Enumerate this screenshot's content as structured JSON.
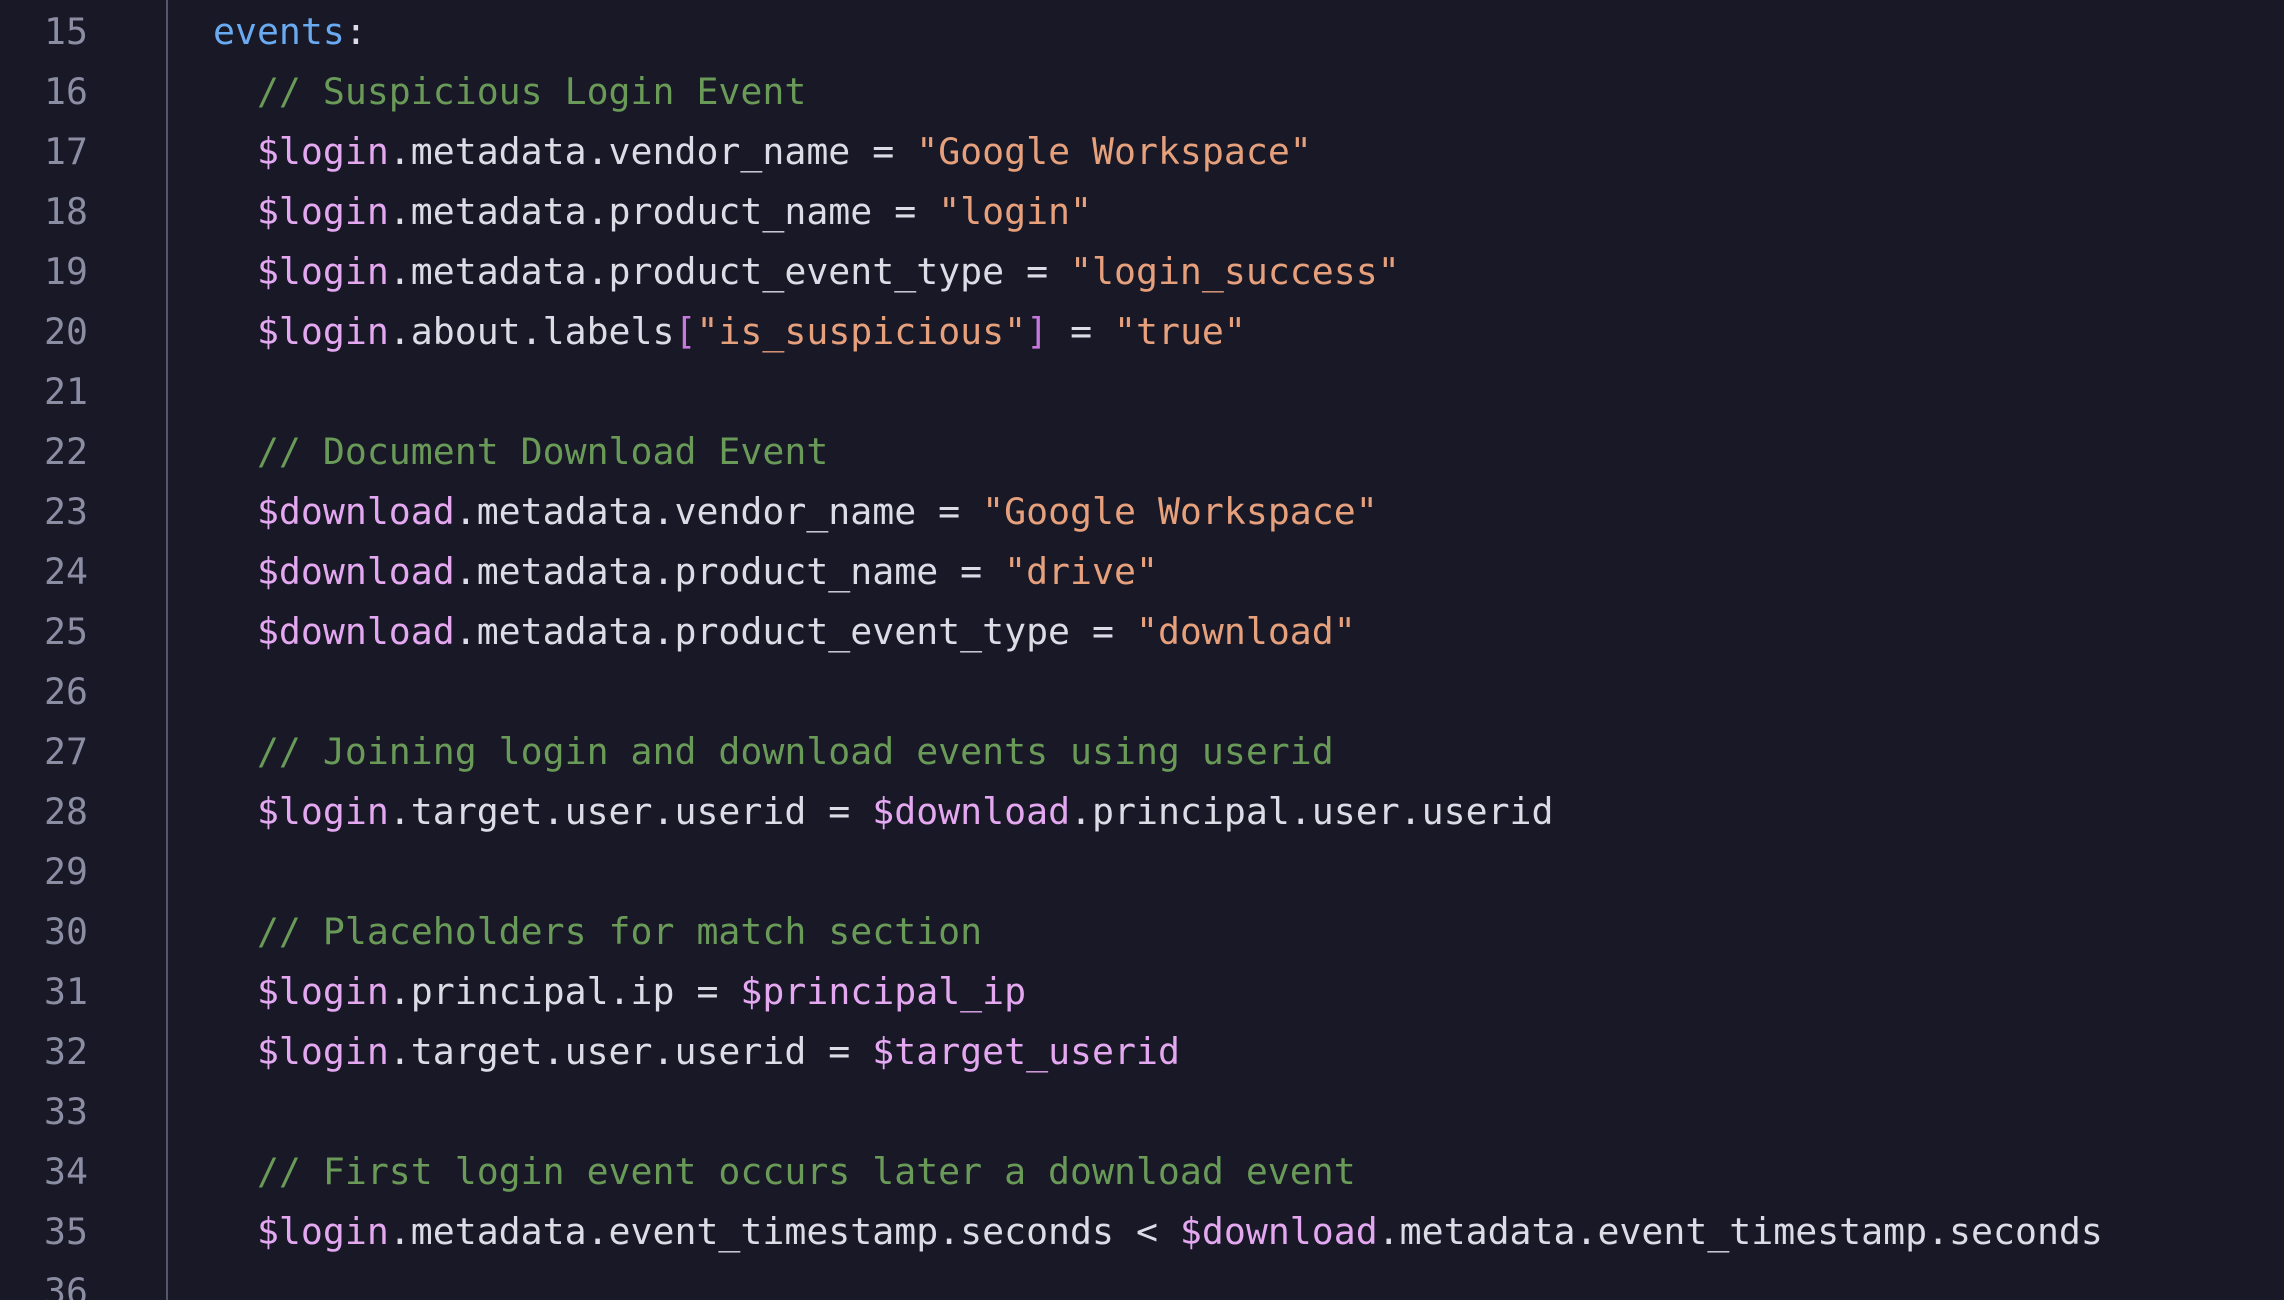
{
  "colors": {
    "background": "#181826",
    "gutter_border": "#55566a",
    "line_number": "#8b8da3",
    "plain": "#dcdce6",
    "variable": "#e3a8f0",
    "string": "#e7a07c",
    "comment": "#6a9a58",
    "keyword": "#6aaaf0",
    "bracket": "#c678dd"
  },
  "editor": {
    "lines": [
      {
        "number": "15",
        "tokens": [
          {
            "t": "kw",
            "text": "events"
          },
          {
            "t": "plain",
            "text": ":"
          }
        ]
      },
      {
        "number": "16",
        "tokens": [
          {
            "t": "com",
            "text": "  // Suspicious Login Event"
          }
        ]
      },
      {
        "number": "17",
        "tokens": [
          {
            "t": "plain",
            "text": "  "
          },
          {
            "t": "var",
            "text": "$login"
          },
          {
            "t": "plain",
            "text": ".metadata.vendor_name = "
          },
          {
            "t": "str",
            "text": "\"Google Workspace\""
          }
        ]
      },
      {
        "number": "18",
        "tokens": [
          {
            "t": "plain",
            "text": "  "
          },
          {
            "t": "var",
            "text": "$login"
          },
          {
            "t": "plain",
            "text": ".metadata.product_name = "
          },
          {
            "t": "str",
            "text": "\"login\""
          }
        ]
      },
      {
        "number": "19",
        "tokens": [
          {
            "t": "plain",
            "text": "  "
          },
          {
            "t": "var",
            "text": "$login"
          },
          {
            "t": "plain",
            "text": ".metadata.product_event_type = "
          },
          {
            "t": "str",
            "text": "\"login_success\""
          }
        ]
      },
      {
        "number": "20",
        "tokens": [
          {
            "t": "plain",
            "text": "  "
          },
          {
            "t": "var",
            "text": "$login"
          },
          {
            "t": "plain",
            "text": ".about.labels"
          },
          {
            "t": "brk",
            "text": "["
          },
          {
            "t": "str",
            "text": "\"is_suspicious\""
          },
          {
            "t": "brk",
            "text": "]"
          },
          {
            "t": "plain",
            "text": " = "
          },
          {
            "t": "str",
            "text": "\"true\""
          }
        ]
      },
      {
        "number": "21",
        "tokens": []
      },
      {
        "number": "22",
        "tokens": [
          {
            "t": "com",
            "text": "  // Document Download Event"
          }
        ]
      },
      {
        "number": "23",
        "tokens": [
          {
            "t": "plain",
            "text": "  "
          },
          {
            "t": "var",
            "text": "$download"
          },
          {
            "t": "plain",
            "text": ".metadata.vendor_name = "
          },
          {
            "t": "str",
            "text": "\"Google Workspace\""
          }
        ]
      },
      {
        "number": "24",
        "tokens": [
          {
            "t": "plain",
            "text": "  "
          },
          {
            "t": "var",
            "text": "$download"
          },
          {
            "t": "plain",
            "text": ".metadata.product_name = "
          },
          {
            "t": "str",
            "text": "\"drive\""
          }
        ]
      },
      {
        "number": "25",
        "tokens": [
          {
            "t": "plain",
            "text": "  "
          },
          {
            "t": "var",
            "text": "$download"
          },
          {
            "t": "plain",
            "text": ".metadata.product_event_type = "
          },
          {
            "t": "str",
            "text": "\"download\""
          }
        ]
      },
      {
        "number": "26",
        "tokens": []
      },
      {
        "number": "27",
        "tokens": [
          {
            "t": "com",
            "text": "  // Joining login and download events using userid"
          }
        ]
      },
      {
        "number": "28",
        "tokens": [
          {
            "t": "plain",
            "text": "  "
          },
          {
            "t": "var",
            "text": "$login"
          },
          {
            "t": "plain",
            "text": ".target.user.userid = "
          },
          {
            "t": "var",
            "text": "$download"
          },
          {
            "t": "plain",
            "text": ".principal.user.userid"
          }
        ]
      },
      {
        "number": "29",
        "tokens": []
      },
      {
        "number": "30",
        "tokens": [
          {
            "t": "com",
            "text": "  // Placeholders for match section"
          }
        ]
      },
      {
        "number": "31",
        "tokens": [
          {
            "t": "plain",
            "text": "  "
          },
          {
            "t": "var",
            "text": "$login"
          },
          {
            "t": "plain",
            "text": ".principal.ip = "
          },
          {
            "t": "var",
            "text": "$principal_ip"
          }
        ]
      },
      {
        "number": "32",
        "tokens": [
          {
            "t": "plain",
            "text": "  "
          },
          {
            "t": "var",
            "text": "$login"
          },
          {
            "t": "plain",
            "text": ".target.user.userid = "
          },
          {
            "t": "var",
            "text": "$target_userid"
          }
        ]
      },
      {
        "number": "33",
        "tokens": []
      },
      {
        "number": "34",
        "tokens": [
          {
            "t": "com",
            "text": "  // First login event occurs later a download event"
          }
        ]
      },
      {
        "number": "35",
        "tokens": [
          {
            "t": "plain",
            "text": "  "
          },
          {
            "t": "var",
            "text": "$login"
          },
          {
            "t": "plain",
            "text": ".metadata.event_timestamp.seconds < "
          },
          {
            "t": "var",
            "text": "$download"
          },
          {
            "t": "plain",
            "text": ".metadata.event_timestamp.seconds"
          }
        ]
      },
      {
        "number": "36",
        "tokens": []
      }
    ]
  }
}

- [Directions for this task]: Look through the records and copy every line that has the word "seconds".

- [Answer box]:
            "text": ".metadata.event_timestamp.seconds < "
            "text": ".metadata.event_timestamp.seconds"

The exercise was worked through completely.